◆ WHAT IS BEING ASKED
Reading the data below, count the lines that carry the string "username". Give nothing but the count.

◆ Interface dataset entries
##############################

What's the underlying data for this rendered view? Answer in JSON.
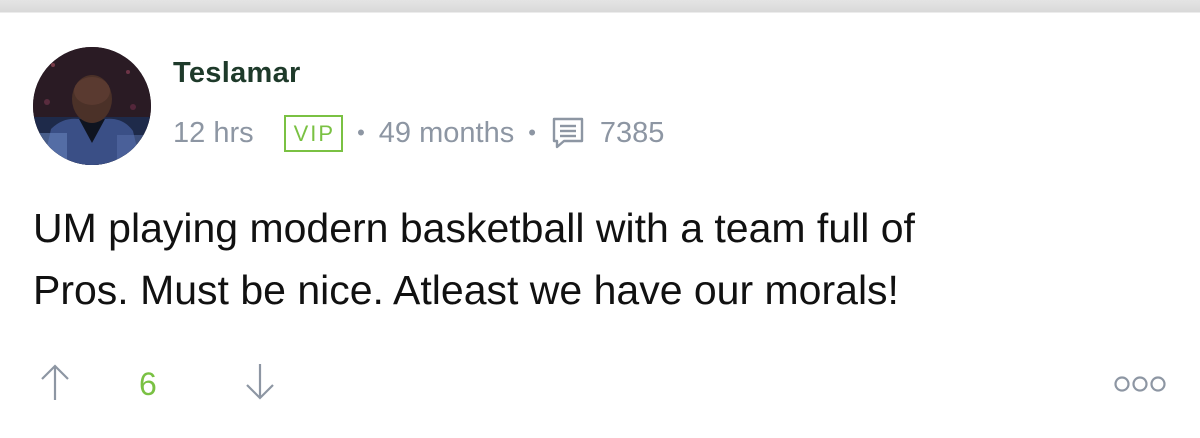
{
  "comment": {
    "username": "Teslamar",
    "time_ago": "12 hrs",
    "badge": "VIP",
    "member_duration": "49 months",
    "post_count": "7385",
    "body_lines": [
      "UM playing modern basketball with a team full of",
      "Pros. Must be nice. Atleast we have our morals!"
    ],
    "votes": "6",
    "icons": {
      "upvote": "arrow-up-icon",
      "downvote": "arrow-down-icon",
      "posts": "message-icon",
      "more": "more-options-icon"
    }
  },
  "colors": {
    "username": "#1e3a2a",
    "meta": "#8d96a3",
    "accent_green": "#7ac143",
    "body_text": "#111111"
  }
}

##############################

◆ COMPLETED EXERCISE
2